# Exercise details
Your answer should be every line from the records that contains "this".

# Source material
^^^^^^^^

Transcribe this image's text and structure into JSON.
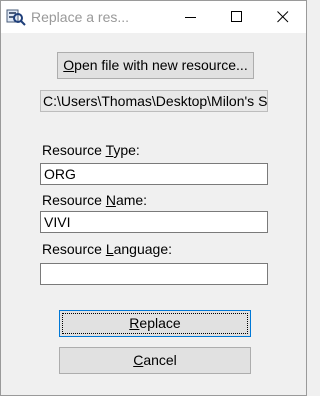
{
  "window": {
    "title": "Replace a res..."
  },
  "buttons": {
    "open_file": {
      "pre": "",
      "key": "O",
      "post": "pen file with new resource..."
    },
    "replace": {
      "pre": "",
      "key": "R",
      "post": "eplace"
    },
    "cancel": {
      "pre": "",
      "key": "C",
      "post": "ancel"
    }
  },
  "path": {
    "value": "C:\\Users\\Thomas\\Desktop\\Milon's S"
  },
  "fields": {
    "type": {
      "label_pre": "Resource ",
      "label_key": "T",
      "label_post": "ype:",
      "value": "ORG"
    },
    "name": {
      "label_pre": "Resource ",
      "label_key": "N",
      "label_post": "ame:",
      "value": "VIVI"
    },
    "language": {
      "label_pre": "Resource ",
      "label_key": "L",
      "label_post": "anguage:",
      "value": ""
    }
  }
}
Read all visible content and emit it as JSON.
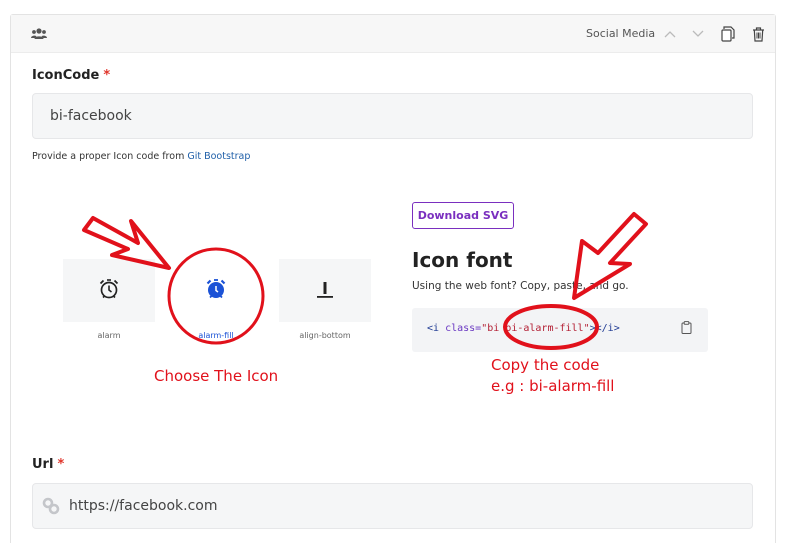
{
  "header": {
    "title": "Social Media",
    "icons": [
      "users-icon",
      "chevron-up-icon",
      "chevron-down-icon",
      "duplicate-icon",
      "trash-icon"
    ]
  },
  "icon_code": {
    "label": "IconCode",
    "required_mark": "*",
    "value": "bi-facebook",
    "help_prefix": "Provide a proper Icon code from ",
    "help_link": "Git Bootstrap"
  },
  "bootstrap_example": {
    "tiles": [
      {
        "label": "alarm",
        "icon": "alarm-icon"
      },
      {
        "label": "alarm-fill",
        "icon": "alarm-fill-icon"
      },
      {
        "label": "align-bottom",
        "icon": "align-bottom-icon"
      }
    ],
    "download_label": "Download SVG",
    "heading": "Icon font",
    "subtext": "Using the web font? Copy, paste, and go.",
    "code": {
      "open": "<i",
      "attr": " class=",
      "str_open": "\"bi ",
      "str_value": "bi-alarm-fill",
      "str_close": "\"",
      "close": "></i>"
    }
  },
  "annotations": {
    "choose": "Choose The Icon",
    "copy_line1": "Copy the code",
    "copy_line2": "e.g : bi-alarm-fill"
  },
  "url": {
    "label": "Url",
    "required_mark": "*",
    "value": "https://facebook.com"
  },
  "colors": {
    "annotation": "#e1111b",
    "accent_purple": "#7a2fbf",
    "active_blue": "#1b52d6",
    "required": "#e0352b"
  }
}
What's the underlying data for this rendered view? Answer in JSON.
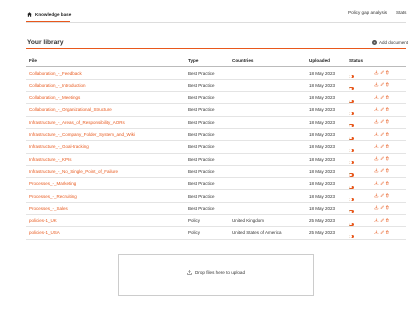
{
  "nav": {
    "home_label": "Knowledge base",
    "policy_gap_label": "Policy gap analysis",
    "stats_label": "Stats"
  },
  "library": {
    "title": "Your library",
    "add_document_label": "Add document"
  },
  "table": {
    "headers": {
      "file": "File",
      "type": "Type",
      "countries": "Countries",
      "uploaded": "Uploaded",
      "status": "Status"
    },
    "rows": [
      {
        "file": "Collaboration_-_Feedback",
        "type": "Best Practice",
        "country": "",
        "uploaded": "18 May 2023"
      },
      {
        "file": "Collaboration_-_Introduction",
        "type": "Best Practice",
        "country": "",
        "uploaded": "18 May 2023"
      },
      {
        "file": "Collaboration_-_Meetings",
        "type": "Best Practice",
        "country": "",
        "uploaded": "18 May 2023"
      },
      {
        "file": "Collaboration_-_Organizational_Structure",
        "type": "Best Practice",
        "country": "",
        "uploaded": "18 May 2023"
      },
      {
        "file": "Infrastructure_-_Areas_of_Responsibility_AORs",
        "type": "Best Practice",
        "country": "",
        "uploaded": "18 May 2023"
      },
      {
        "file": "Infrastructure_-_Company_Folder_System_and_Wiki",
        "type": "Best Practice",
        "country": "",
        "uploaded": "18 May 2023"
      },
      {
        "file": "Infrastructure_-_Goal-tracking",
        "type": "Best Practice",
        "country": "",
        "uploaded": "18 May 2023"
      },
      {
        "file": "Infrastructure_-_KPIs",
        "type": "Best Practice",
        "country": "",
        "uploaded": "18 May 2023"
      },
      {
        "file": "Infrastructure_-_No_Single_Point_of_Failure",
        "type": "Best Practice",
        "country": "",
        "uploaded": "18 May 2023"
      },
      {
        "file": "Processes_-_Marketing",
        "type": "Best Practice",
        "country": "",
        "uploaded": "18 May 2023"
      },
      {
        "file": "Processes_-_Recruiting",
        "type": "Best Practice",
        "country": "",
        "uploaded": "18 May 2023"
      },
      {
        "file": "Processes_-_Sales",
        "type": "Best Practice",
        "country": "",
        "uploaded": "18 May 2023"
      },
      {
        "file": "policies-1_UK",
        "type": "Policy",
        "country": "United Kingdom",
        "uploaded": "25 May 2023"
      },
      {
        "file": "policies-1_USA",
        "type": "Policy",
        "country": "United States of America",
        "uploaded": "25 May 2023"
      }
    ]
  },
  "status_colors": {
    "ready": "#2e9e4f",
    "toggle": "#e8581c"
  },
  "accent_color": "#e8581c",
  "row_icons": [
    "download-icon",
    "edit-icon",
    "delete-icon"
  ],
  "dropzone": {
    "label": "Drop files here to upload"
  }
}
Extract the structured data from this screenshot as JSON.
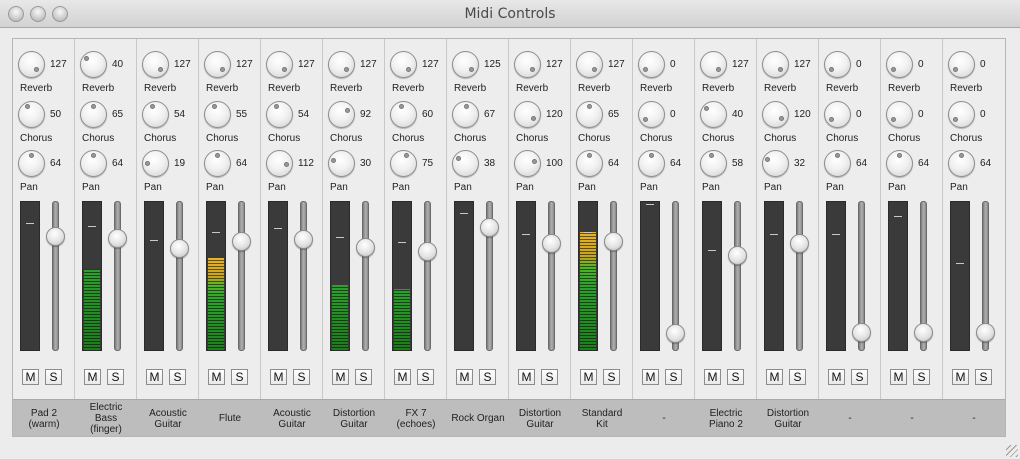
{
  "window": {
    "title": "Midi Controls"
  },
  "knob_labels": {
    "reverb": "Reverb",
    "chorus": "Chorus",
    "pan": "Pan"
  },
  "buttons": {
    "mute": "M",
    "solo": "S"
  },
  "colors": {
    "meter_green": "#2f9f2f",
    "meter_orange": "#e8b52a",
    "name_bar": "#bdbdbd"
  },
  "channels": [
    {
      "name": "Pad 2\n(warm)",
      "reverb": "127",
      "chorus": "50",
      "pan": "64",
      "level": 0.0,
      "fader": 0.8,
      "peak": 0.86
    },
    {
      "name": "Electric\nBass\n(finger)",
      "reverb": "40",
      "chorus": "65",
      "pan": "64",
      "level": 0.55,
      "fader": 0.79,
      "peak": 0.84
    },
    {
      "name": "Acoustic\nGuitar",
      "reverb": "127",
      "chorus": "54",
      "pan": "19",
      "level": 0.0,
      "fader": 0.71,
      "peak": 0.75
    },
    {
      "name": "Flute",
      "reverb": "127",
      "chorus": "55",
      "pan": "64",
      "level": 0.62,
      "fader": 0.76,
      "peak": 0.8
    },
    {
      "name": "Acoustic\nGuitar",
      "reverb": "127",
      "chorus": "54",
      "pan": "112",
      "level": 0.0,
      "fader": 0.78,
      "peak": 0.83
    },
    {
      "name": "Distortion\nGuitar",
      "reverb": "127",
      "chorus": "92",
      "pan": "30",
      "level": 0.44,
      "fader": 0.72,
      "peak": 0.77
    },
    {
      "name": "FX 7\n(echoes)",
      "reverb": "127",
      "chorus": "60",
      "pan": "75",
      "level": 0.41,
      "fader": 0.69,
      "peak": 0.73
    },
    {
      "name": "Rock Organ",
      "reverb": "125",
      "chorus": "67",
      "pan": "38",
      "level": 0.0,
      "fader": 0.87,
      "peak": 0.93
    },
    {
      "name": "Distortion\nGuitar",
      "reverb": "127",
      "chorus": "120",
      "pan": "100",
      "level": 0.0,
      "fader": 0.75,
      "peak": 0.79
    },
    {
      "name": "Standard\nKit",
      "reverb": "127",
      "chorus": "65",
      "pan": "64",
      "level": 0.8,
      "fader": 0.76,
      "peak": 0.8
    },
    {
      "name": "-",
      "reverb": "0",
      "chorus": "0",
      "pan": "64",
      "level": 0.0,
      "fader": 0.06,
      "peak": 0.99
    },
    {
      "name": "Electric\nPiano 2",
      "reverb": "127",
      "chorus": "40",
      "pan": "58",
      "level": 0.0,
      "fader": 0.66,
      "peak": 0.68
    },
    {
      "name": "Distortion\nGuitar",
      "reverb": "127",
      "chorus": "120",
      "pan": "32",
      "level": 0.0,
      "fader": 0.75,
      "peak": 0.79
    },
    {
      "name": "-",
      "reverb": "0",
      "chorus": "0",
      "pan": "64",
      "level": 0.0,
      "fader": 0.07,
      "peak": 0.79
    },
    {
      "name": "-",
      "reverb": "0",
      "chorus": "0",
      "pan": "64",
      "level": 0.0,
      "fader": 0.07,
      "peak": 0.91
    },
    {
      "name": "-",
      "reverb": "0",
      "chorus": "0",
      "pan": "64",
      "level": 0.0,
      "fader": 0.07,
      "peak": 0.59
    }
  ]
}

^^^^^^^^

# Answer section
Transcribe this image's text and structure into JSON.
What's the underlying data for this rendered view? Answer in JSON.
Extract the structured data from this screenshot as JSON.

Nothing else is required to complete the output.